Fair enough - but Denmark, Europe, and the US for that matter, don't live under Islamic law, do they? In fact, they follow a set of laws protecting the freedom of expression (at least on paper). So in these countries, depiction of Muhammad - while some may consider it sinful - is not illegal.

This is where ignorance comes in. See, the cartoons were commissioned as commentary on self-censorship by illustrators who balked at drawing Muhammad for a children's book, fearful of provoking just this sort of reaction. Ironically, the book was supposed to teach Danish children tolerance towards Islam. But whoever was behind it obviously had no clue whatsoever that Muslims consider visual representations of their prophet a sin. Nor were they aware that in Islam, sin and crime and pretty much one and the same, because it is not just a faith, it is a social order. And not just that - it is a universal faith and social order, considered by its followers to be the ultimate divine revelation. Islam respects Judaism and Christianity's right to exist insofar as they are considered previous, "flawed" revelations of the divine message. As such, they get special, second-class status in Islamic societies, while all other faiths are deemed idolatrous and condemned to extermination. But they are not, under any circumstances, ever considered equal to Islam.
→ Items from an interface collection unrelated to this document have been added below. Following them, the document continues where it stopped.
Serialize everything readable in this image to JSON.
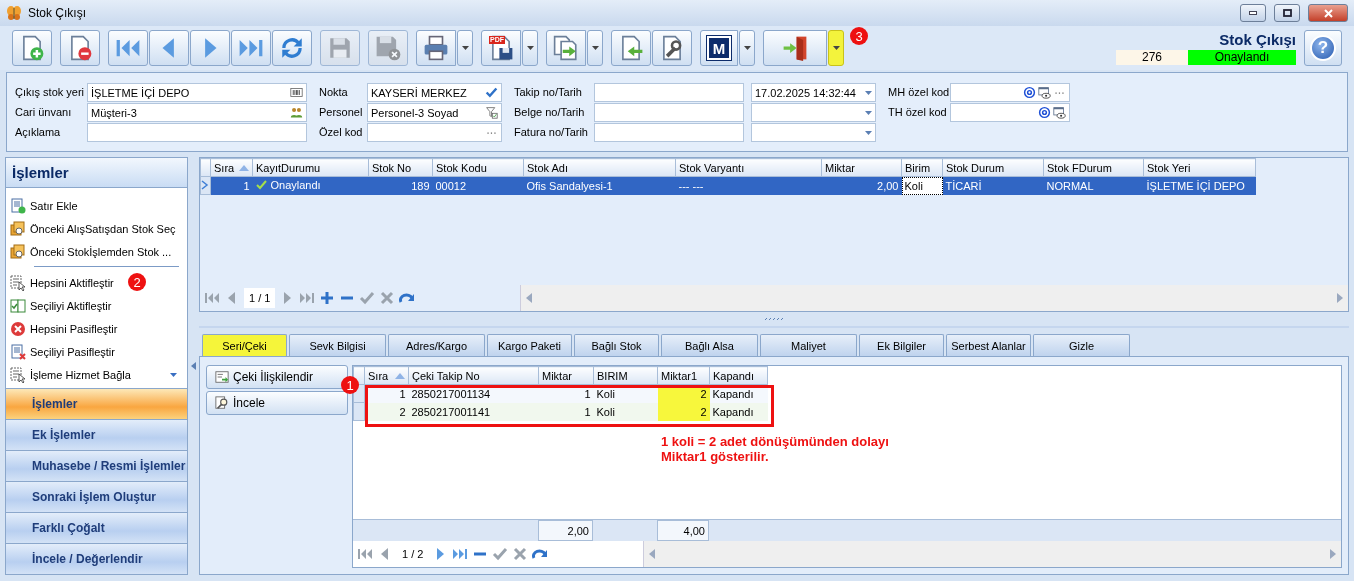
{
  "window": {
    "title": "Stok Çıkışı",
    "controls": [
      {
        "kind": "minimize"
      },
      {
        "kind": "restore"
      },
      {
        "kind": "close"
      }
    ]
  },
  "toolbar": {
    "groups": [
      [
        {
          "kind": "new",
          "disabled": false,
          "dropdown": false
        }
      ],
      [
        {
          "kind": "delete",
          "disabled": false,
          "dropdown": false
        }
      ],
      [
        {
          "kind": "first",
          "disabled": false,
          "dropdown": false
        },
        {
          "kind": "prev",
          "disabled": false,
          "dropdown": false
        },
        {
          "kind": "next",
          "disabled": false,
          "dropdown": false
        },
        {
          "kind": "last",
          "disabled": false,
          "dropdown": false
        },
        {
          "kind": "refresh",
          "disabled": false,
          "dropdown": false
        }
      ],
      [
        {
          "kind": "save",
          "disabled": true,
          "dropdown": false
        }
      ],
      [
        {
          "kind": "save-cancel",
          "disabled": true,
          "dropdown": false
        }
      ],
      [
        {
          "kind": "print",
          "disabled": false,
          "dropdown": true
        }
      ],
      [
        {
          "kind": "pdf",
          "label": "PDF",
          "disabled": false,
          "dropdown": true
        }
      ],
      [
        {
          "kind": "export",
          "disabled": false,
          "dropdown": true
        }
      ],
      [
        {
          "kind": "import",
          "disabled": false,
          "dropdown": false
        },
        {
          "kind": "settings",
          "disabled": false,
          "dropdown": false
        }
      ],
      [
        {
          "kind": "module",
          "label": "M",
          "disabled": false,
          "dropdown": true
        }
      ],
      [
        {
          "kind": "exit",
          "disabled": false,
          "dropdown": true,
          "dropdown_highlighted": true,
          "badge": "3"
        }
      ]
    ]
  },
  "header": {
    "title": "Stok Çıkışı",
    "number": "276",
    "status": "Onaylandı",
    "help": "?"
  },
  "form": {
    "columns": [
      [
        {
          "label": "Çıkış stok yeri",
          "inputs": [
            {
              "kind": "text",
              "value": "İŞLETME İÇİ DEPO",
              "adorns": [
                {
                  "kind": "barcode"
                }
              ]
            }
          ]
        },
        {
          "label": "Cari ünvanı",
          "inputs": [
            {
              "kind": "text",
              "value": "Müşteri-3",
              "adorns": [
                {
                  "kind": "people"
                }
              ]
            }
          ]
        },
        {
          "label": "Açıklama",
          "inputs": [
            {
              "kind": "text"
            }
          ]
        }
      ],
      [
        {
          "label": "Nokta",
          "inputs": [
            {
              "kind": "text",
              "value": "KAYSERİ MERKEZ",
              "adorns": [
                {
                  "kind": "check"
                }
              ]
            }
          ]
        },
        {
          "label": "Personel",
          "inputs": [
            {
              "kind": "text",
              "value": "Personel-3 Soyad",
              "adorns": [
                {
                  "kind": "filter"
                }
              ]
            }
          ]
        },
        {
          "label": "Özel kod",
          "inputs": [
            {
              "kind": "text",
              "adorns": [
                {
                  "kind": "more"
                }
              ]
            }
          ]
        }
      ],
      [
        {
          "label": "Takip no/Tarih",
          "inputs": [
            {
              "kind": "text"
            },
            {
              "kind": "combo",
              "value": "17.02.2025 14:32:44"
            }
          ]
        },
        {
          "label": "Belge no/Tarih",
          "inputs": [
            {
              "kind": "text"
            },
            {
              "kind": "combo"
            }
          ]
        },
        {
          "label": "Fatura no/Tarih",
          "inputs": [
            {
              "kind": "text"
            },
            {
              "kind": "combo"
            }
          ]
        }
      ],
      [
        {
          "label": "MH özel kod",
          "inputs": [
            {
              "kind": "text",
              "adorns": [
                {
                  "kind": "at"
                },
                {
                  "kind": "view"
                },
                {
                  "kind": "more"
                }
              ]
            }
          ]
        },
        {
          "label": "TH özel kod",
          "inputs": [
            {
              "kind": "text",
              "adorns": [
                {
                  "kind": "at"
                },
                {
                  "kind": "view"
                }
              ]
            }
          ]
        }
      ]
    ]
  },
  "sidebar": {
    "title": "İşlemler",
    "sections": [
      [
        {
          "label": "Satır Ekle",
          "kind": "add-row",
          "menu": false
        },
        {
          "label": "Önceki AlışSatışdan Stok Seç",
          "kind": "pick",
          "menu": false
        },
        {
          "label": "Önceki Stokİşlemden Stok ...",
          "kind": "pick",
          "menu": false
        }
      ],
      [
        {
          "label": "Hepsini Aktifleştir",
          "kind": "select-all",
          "menu": false,
          "badge": "2"
        },
        {
          "label": "Seçiliyi Aktifleştir",
          "kind": "activate",
          "menu": false
        },
        {
          "label": "Hepsini Pasifleştir",
          "kind": "remove-all",
          "menu": false
        },
        {
          "label": "Seçiliyi Pasifleştir",
          "kind": "deactivate",
          "menu": false
        },
        {
          "label": "İşleme Hizmet Bağla",
          "kind": "select-all",
          "menu": true
        }
      ]
    ],
    "groups": [
      {
        "label": "İşlemler",
        "selected": true
      },
      {
        "label": "Ek İşlemler",
        "selected": false
      },
      {
        "label": "Muhasebe / Resmi İşlemler",
        "selected": false
      },
      {
        "label": "Sonraki İşlem Oluştur",
        "selected": false
      },
      {
        "label": "Farklı Çoğalt",
        "selected": false
      },
      {
        "label": "İncele / Değerlendir",
        "selected": false
      }
    ]
  },
  "grid": {
    "columns": [
      {
        "label": "Sıra",
        "sorted": true,
        "numeric": true
      },
      {
        "label": "KayıtDurumu",
        "sorted": false,
        "numeric": false
      },
      {
        "label": "Stok No",
        "sorted": false,
        "numeric": true
      },
      {
        "label": "Stok Kodu",
        "sorted": false,
        "numeric": false
      },
      {
        "label": "Stok Adı",
        "sorted": false,
        "numeric": false
      },
      {
        "label": "Stok Varyantı",
        "sorted": false,
        "numeric": false
      },
      {
        "label": "Miktar",
        "sorted": false,
        "numeric": true
      },
      {
        "label": "Birim",
        "sorted": false,
        "numeric": false
      },
      {
        "label": "Stok Durum",
        "sorted": false,
        "numeric": false
      },
      {
        "label": "Stok FDurum",
        "sorted": false,
        "numeric": false
      },
      {
        "label": "Stok Yeri",
        "sorted": false,
        "numeric": false
      }
    ],
    "rows": [
      {
        "selected": true,
        "approved": true,
        "cells": [
          {
            "text": "1",
            "focused": false
          },
          {
            "text": "Onaylandı",
            "focused": false
          },
          {
            "text": "189",
            "focused": false
          },
          {
            "text": "00012",
            "focused": false
          },
          {
            "text": "Ofis Sandalyesi-1",
            "focused": false
          },
          {
            "text": "--- ---",
            "focused": false
          },
          {
            "text": "2,00",
            "focused": false
          },
          {
            "text": "Koli",
            "focused": true
          },
          {
            "text": "TİCARİ",
            "focused": false
          },
          {
            "text": "NORMAL",
            "focused": false
          },
          {
            "text": "İŞLETME İÇİ DEPO",
            "focused": false
          }
        ]
      }
    ],
    "pager": {
      "page": "1 / 1",
      "before": [
        {
          "kind": "first",
          "disabled": true
        },
        {
          "kind": "prev",
          "disabled": true
        }
      ],
      "after": [
        {
          "kind": "next",
          "disabled": true
        },
        {
          "kind": "last",
          "disabled": true
        },
        {
          "kind": "plus",
          "disabled": false
        },
        {
          "kind": "minus",
          "disabled": false
        },
        {
          "kind": "check",
          "disabled": true
        },
        {
          "kind": "cross",
          "disabled": true
        },
        {
          "kind": "redo",
          "disabled": false
        }
      ]
    }
  },
  "tabs": [
    {
      "label": "Seri/Çeki",
      "selected": true
    },
    {
      "label": "Sevk Bilgisi",
      "selected": false
    },
    {
      "label": "Adres/Kargo",
      "selected": false
    },
    {
      "label": "Kargo Paketi",
      "selected": false
    },
    {
      "label": "Bağlı Stok",
      "selected": false
    },
    {
      "label": "Bağlı Alsa",
      "selected": false
    },
    {
      "label": "Maliyet",
      "selected": false
    },
    {
      "label": "Ek Bilgiler",
      "selected": false
    },
    {
      "label": "Serbest Alanlar",
      "selected": false
    },
    {
      "label": "Gizle",
      "selected": false
    }
  ],
  "detail": {
    "buttons": [
      {
        "label": "Çeki İlişkilendir",
        "kind": "link"
      },
      {
        "label": "İncele",
        "kind": "inspect"
      }
    ],
    "badge": "1",
    "note": [
      "1 koli = 2 adet dönüşümünden dolayı",
      "Miktar1 gösterilir."
    ],
    "grid": {
      "columns": [
        {
          "label": "Sıra",
          "sorted": true,
          "numeric": true,
          "highlighted": false
        },
        {
          "label": "Çeki Takip No",
          "sorted": false,
          "numeric": false,
          "highlighted": false
        },
        {
          "label": "Miktar",
          "sorted": false,
          "numeric": true,
          "highlighted": false,
          "total": "2,00"
        },
        {
          "label": "BIRIM",
          "sorted": false,
          "numeric": false,
          "highlighted": false
        },
        {
          "label": "Miktar1",
          "sorted": false,
          "numeric": true,
          "highlighted": true,
          "total": "4,00"
        },
        {
          "label": "Kapandı",
          "sorted": false,
          "numeric": false,
          "highlighted": false
        }
      ],
      "rows": [
        [
          "1",
          "2850217001134",
          "1",
          "Koli",
          "2",
          "Kapandı"
        ],
        [
          "2",
          "2850217001141",
          "1",
          "Koli",
          "2",
          "Kapandı"
        ]
      ],
      "pager": {
        "page": "1 / 2",
        "before": [
          {
            "kind": "first",
            "disabled": true
          },
          {
            "kind": "prev",
            "disabled": true
          }
        ],
        "after": [
          {
            "kind": "next",
            "disabled": false
          },
          {
            "kind": "last",
            "disabled": false
          },
          {
            "kind": "minus",
            "disabled": false
          },
          {
            "kind": "check",
            "disabled": true
          },
          {
            "kind": "cross",
            "disabled": true
          },
          {
            "kind": "redo",
            "disabled": false
          }
        ]
      }
    }
  }
}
And because Islam considers itself universal and ultimate, it does not allow for coexistence with other social, religious or political systems: the dar-al-Islam is in constant conflict with dar-al-harb, the dark world of infidels who dare not accept the final revelation of god. To tell a Muslim that he should tolerate the freedom of a Dane to draw a picture of Muhammad is absurd; the injunction against it is at the heart of Islam, and thus applies everywhere, to everyone, especially the infidels. To deny the universal and ultimate character of Islam is to become apostate - and Islamic law says apostasy is punishable by death.

That is not to say that burning Danish embassies is the only response available to Muslims. Though violence in the name of the faith is considered a sacred charge, Muslims had many choices in how to react to the publication. Someone might have written to the editor and said, "Look, you are infidels and you do not understand. Any depiction of the Prophet is sacrilege to us, and we ask you to respect that." In today's West, obsessed with political correctness and "human rights," do you think anyone would deny this request?
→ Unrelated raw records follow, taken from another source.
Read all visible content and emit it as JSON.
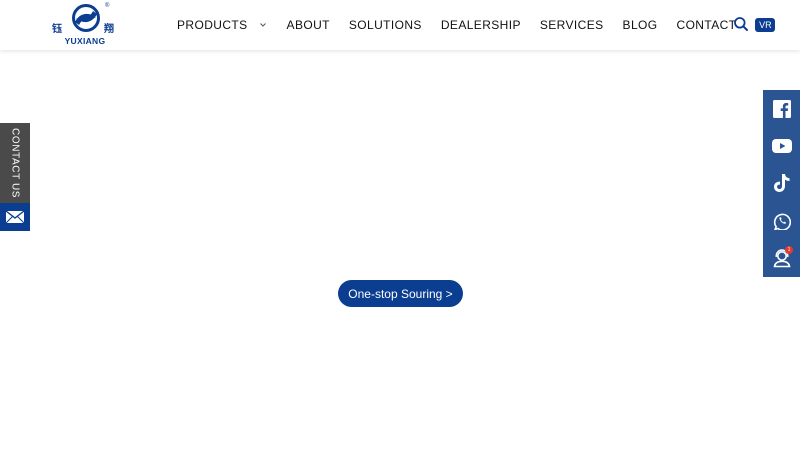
{
  "header": {
    "logo": {
      "brand_name": "YUXIANG",
      "chinese_left": "钰",
      "chinese_right": "翔",
      "mark": "®"
    },
    "nav": [
      {
        "label": "PRODUCTS",
        "has_dropdown": true
      },
      {
        "label": "ABOUT"
      },
      {
        "label": "SOLUTIONS"
      },
      {
        "label": "DEALERSHIP"
      },
      {
        "label": "SERVICES"
      },
      {
        "label": "BLOG"
      },
      {
        "label": "CONTACT"
      }
    ],
    "vr_badge": "VR",
    "search_icon": "search-icon"
  },
  "left_float": {
    "contact_label": "CONTACT US",
    "mail_icon": "mail-icon"
  },
  "social_bar": {
    "icons": [
      "facebook-icon",
      "youtube-icon",
      "tiktok-icon",
      "whatsapp-icon",
      "support-agent-icon"
    ],
    "notification_count": "1"
  },
  "hero": {
    "cta_label": "One-stop Souring >"
  },
  "colors": {
    "brand_blue": "#0b3d91",
    "social_bar_blue": "#2b5592",
    "contact_tab_gray": "#4a4a4a",
    "notification_red": "#e03a2f"
  }
}
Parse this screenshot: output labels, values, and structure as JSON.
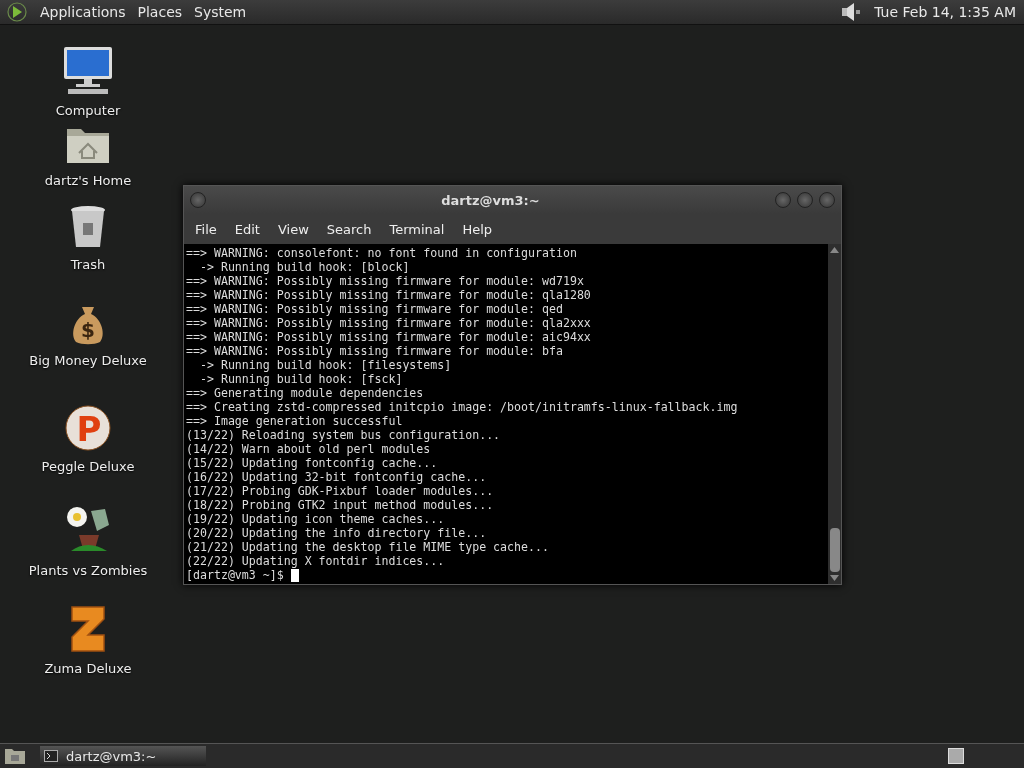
{
  "top_panel": {
    "menus": [
      "Applications",
      "Places",
      "System"
    ],
    "clock": "Tue Feb 14, 1:35 AM"
  },
  "desktop_icons": [
    {
      "kind": "computer",
      "label": "Computer"
    },
    {
      "kind": "home",
      "label": "dartz's Home"
    },
    {
      "kind": "trash",
      "label": "Trash"
    },
    {
      "kind": "moneybag",
      "label": "Big Money Deluxe",
      "glyph": "$"
    },
    {
      "kind": "peggle",
      "label": "Peggle Deluxe",
      "glyph": "P"
    },
    {
      "kind": "plant",
      "label": "Plants vs Zombies"
    },
    {
      "kind": "zuma",
      "label": "Zuma Deluxe"
    }
  ],
  "terminal": {
    "title": "dartz@vm3:~",
    "menu": [
      "File",
      "Edit",
      "View",
      "Search",
      "Terminal",
      "Help"
    ],
    "lines": [
      "==> WARNING: consolefont: no font found in configuration",
      "  -> Running build hook: [block]",
      "==> WARNING: Possibly missing firmware for module: wd719x",
      "==> WARNING: Possibly missing firmware for module: qla1280",
      "==> WARNING: Possibly missing firmware for module: qed",
      "==> WARNING: Possibly missing firmware for module: qla2xxx",
      "==> WARNING: Possibly missing firmware for module: aic94xx",
      "==> WARNING: Possibly missing firmware for module: bfa",
      "  -> Running build hook: [filesystems]",
      "  -> Running build hook: [fsck]",
      "==> Generating module dependencies",
      "==> Creating zstd-compressed initcpio image: /boot/initramfs-linux-fallback.img",
      "==> Image generation successful",
      "(13/22) Reloading system bus configuration...",
      "(14/22) Warn about old perl modules",
      "(15/22) Updating fontconfig cache...",
      "(16/22) Updating 32-bit fontconfig cache...",
      "(17/22) Probing GDK-Pixbuf loader modules...",
      "(18/22) Probing GTK2 input method modules...",
      "(19/22) Updating icon theme caches...",
      "(20/22) Updating the info directory file...",
      "(21/22) Updating the desktop file MIME type cache...",
      "(22/22) Updating X fontdir indices..."
    ],
    "prompt": "[dartz@vm3 ~]$ "
  },
  "taskbar": {
    "tasks": [
      {
        "label": "dartz@vm3:~",
        "selected": true
      }
    ]
  }
}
But those who chose to make the cartoons into a focal point of mob violence did so on purpose. They wanted the riots, craved the outrage, desired violence, as it promoted their position within Islam as advocates of jihad against the West. The violence also played up old racist animosities; it should not surprise that Iranian papers thought a fitting response would be a cartoon depicting Anne Frank in bed with Hitler.

In a battle between free speech and "multi-culturalism," in today's Europe, free speech is bound to lose. The post-modern, post-Christian West simply cannot comprehend a religion like Islam, whose followers resort to aggression and murder at the smallest slight. Christians don't burn embassies when someone exhibits a crucifix soaked in urine, do they? Which goes to explain why Christianity is under constant attack by the secular state, and Islam is appeased at every step.

Again, the post-modern, post-Christian society running the West has only one religion - power - and only one saint, violence. Force is the only thing they worship, and the only thing they respect. When Christians are offended by something, they protest with words, and are answered with mockery. When Muslims are offended, people die - and Muslims are answered with apologies and claptrap about sensitivity, respect and tolerance: words they see in a completely different context, one the post-religious West doesn't understand.

No comments: